This was a theme specifically taken up by Blind Willie Johnson in his song Latter Rain – whose lyrics are often misquoted. What he’s actually singing about in this song is the “latter rain,” a direct reference to Joel 2.23 which refers to early (Autumn) and latter (Spring) rains for the crops. The reference to the latter rain here has often been taken by Christians to refer to the pouring out of the Spirit as a result of Pentecost. Willie Johnson sings “Latter rain done fall on me” and again, quoting an earlier passage in Joel, goes on to say “It for you, it for you and your children too.” He’s singing about the experience of Christians of the promised Spirit – the same Spirit of God which Beth Hart says she’s got, some seventy years after Willie Johnson.
Back to our first Christians – it’s hard to know, but it looks like these early Christian gatherings were pretty lively affairs, and at times more than a little chaotic – judging by the apostle Paul’s attempt to set things straight in his letter to the Christians in Corinth. But for sure, there was a dynamic, a sense of expectancy when they met together, a sense that something was happening amongst them, that they were being changed and that through them the world also could be changed.
That said, Paul wanted the Corinthian Christians to know that while the experience of the Spirit in church could be pretty exciting, there were other things that the Spirit could inspire as well – like selfless love, sexual morality, faithfulness and unity.
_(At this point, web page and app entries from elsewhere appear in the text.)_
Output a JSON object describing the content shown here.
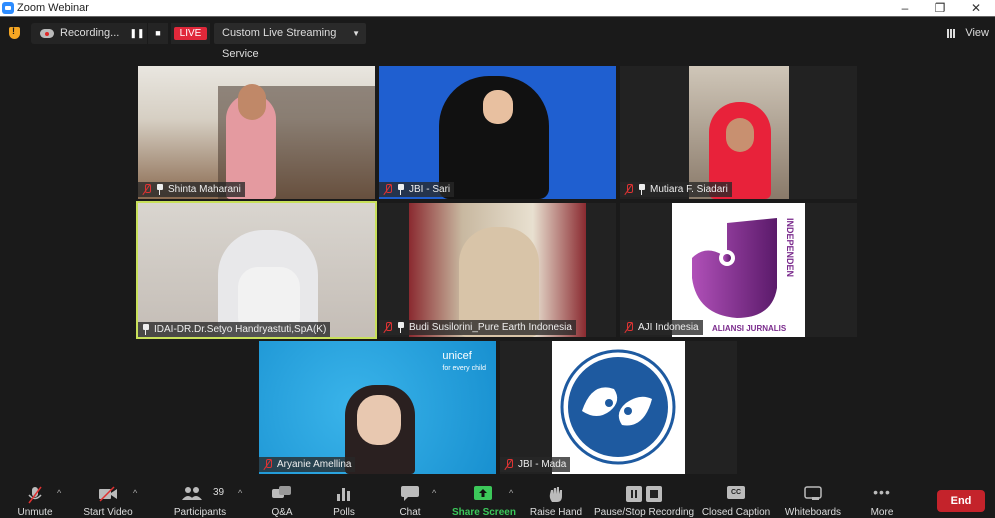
{
  "window": {
    "title": "Zoom Webinar",
    "minimize": "–",
    "restore": "❐",
    "close": "✕"
  },
  "topbar": {
    "security_icon": "shield-icon",
    "recording_status": "Recording...",
    "pause_label": "❚❚",
    "stop_label": "■",
    "live_badge": "LIVE",
    "stream_service": "Custom Live Streaming Service",
    "stream_caret": "▼",
    "view_label": "View"
  },
  "participants": [
    {
      "name": "Shinta Maharani",
      "muted": true,
      "pinned": true,
      "bg": "#b9a58c"
    },
    {
      "name": "JBI - Sari",
      "muted": true,
      "pinned": true,
      "bg": "#1f5fd0"
    },
    {
      "name": "Mutiara F. Siadari",
      "muted": true,
      "pinned": true,
      "bg": "#8a7a6a"
    },
    {
      "name": "IDAI-DR.Dr.Setyo Handryastuti,SpA(K)",
      "muted": false,
      "pinned": true,
      "active_speaker": true,
      "bg": "#cfcac4"
    },
    {
      "name": "Budi Susilorini_Pure Earth Indonesia",
      "muted": true,
      "pinned": true,
      "bg": "#a08770"
    },
    {
      "name": "AJI Indonesia",
      "muted": true,
      "pinned": false,
      "bg": "#ffffff",
      "logo_text": "ALIANSI JURNALIS INDEPENDEN",
      "logo_color": "#7a2a8c"
    },
    {
      "name": "Aryanie Amellina",
      "muted": true,
      "pinned": false,
      "bg": "#1fa0e0",
      "overlay_title": "unicef",
      "overlay_sub": "for every child"
    },
    {
      "name": "JBI - Mada",
      "muted": true,
      "pinned": false,
      "bg": "#ffffff",
      "logo_color": "#1e5aa0"
    }
  ],
  "toolbar": {
    "unmute": "Unmute",
    "start_video": "Start Video",
    "participants": "Participants",
    "participants_count": "39",
    "qa": "Q&A",
    "polls": "Polls",
    "chat": "Chat",
    "share_screen": "Share Screen",
    "raise_hand": "Raise Hand",
    "pause_stop_recording": "Pause/Stop Recording",
    "closed_caption": "Closed Caption",
    "cc_badge": "CC",
    "whiteboards": "Whiteboards",
    "more": "More",
    "end": "End",
    "caret": "^",
    "share_color": "#3cc85a",
    "end_color": "#c4232b"
  }
}
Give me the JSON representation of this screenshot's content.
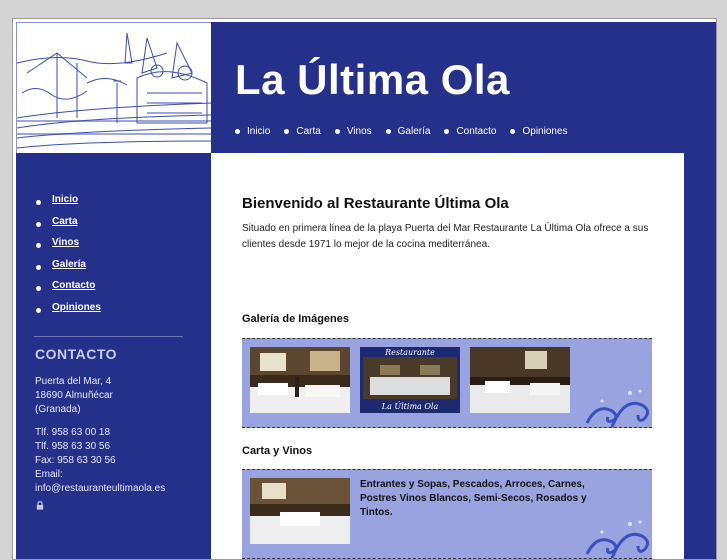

Part of the purpose of meeting together and celebrating the Spirit amongst them was to encourage them to live well – as Beth puts it, there’s
Nothing like a soul celebration
To set your situation right.
And, if your “mojo ain’t been working” and you’re “broken,” you can learn to get your “strut back up on the street.”
Beth Hart follows up Spirit of God with another Spirit-infused gospel song, There in Your Heart, where the lyric says,
Wherever you go, whatever you do
I will be there inside of you
There in your heart…wherever you go
I will go too.
It’s hard to miss the reference here to Psalm 139, where we have the writer wondering “Where can I go from your Spirit? Where can I flee from your presence?” And concluding that even the dark places of the world cannot separate us from the love and protection of the Spirit of God. The song says,
I was there in the beginning, when you took your first breath alone
I’ll be there in the ending when the world’s desire leaves your bones,
And in all of the corners and all the wide open spaces in the dark
I’ll be there in your heart.
Beth Hart has surely known some dark spaces in life, but knows the reality of the presence of the Spirit. When your life’s been turned around like hers – and everybody who’s “got the Spirit of God” – it’s a joyous thing. It sends you “hip shakin’ down the aisle,” for sure. There’s really no excuse for church being dull, is there, if the Spirit of God is transforming people and they are going out from there to transform the world around?